However, if you look closely, you will see something peculiar about this specimen -- it includes a branch. Because crinoids are single animals, they do not typically branch out from a single stalk the way a plant would.

So what is going on?


The above crinoid arms have preserved pinnules -- feathery fronds that strained seawater for floating food. Particles were transferred it to a groove along the arms and eventually to the mouth. Its last meal was 440 million years ago. This sample was gathered near Nashville beside interstate 40. (Click to enlarge.)


Illustration courtesy Lindsay Davison

Crinoid BranchCrinoids arms branch from a common joint


One place where branches do appear is within the graceful lilly-like arms of the crown.

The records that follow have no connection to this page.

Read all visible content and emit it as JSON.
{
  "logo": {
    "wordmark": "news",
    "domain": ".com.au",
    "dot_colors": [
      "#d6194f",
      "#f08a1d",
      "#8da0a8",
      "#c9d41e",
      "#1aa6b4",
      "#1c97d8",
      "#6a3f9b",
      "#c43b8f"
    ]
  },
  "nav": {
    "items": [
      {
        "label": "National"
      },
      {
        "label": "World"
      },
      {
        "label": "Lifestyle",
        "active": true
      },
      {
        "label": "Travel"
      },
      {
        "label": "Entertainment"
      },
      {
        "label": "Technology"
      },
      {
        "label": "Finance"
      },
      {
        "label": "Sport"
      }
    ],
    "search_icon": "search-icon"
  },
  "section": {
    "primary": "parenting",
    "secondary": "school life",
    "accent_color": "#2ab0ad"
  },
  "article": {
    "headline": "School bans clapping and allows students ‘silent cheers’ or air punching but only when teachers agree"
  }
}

Food sticks to mucus in the ambulacral groove on the inner side of the branching tentacles. Then the animal's nervous system can control the arms to bring food to the mouth, located in the cup of the armored Calyx, where it travels though a digestive tract until it is excreted from the nearby anis. Instead of muscles, the arms use a "hydrostatic skeleton" of fluid-filled tubes to control their motion.

However -- the branching fossil of the picture does not conform to the usual way in which crinoid arms branch from a common joint. Sometimes crinoids can feature side branches called Cirri, but these generally branch off the side of a single columnal.

The answer was suggested by Crinoid expert Joe Koniecki. That pattern of branching is more typically seen with the anchored holdfast, and our fossil above likely shows where the crinoid was rooted into the ocean floor. Thanks Joe for helping us solve our Puzzle fossil!

For more great photos of crinoids, be sure to visit Joe's crinoid website.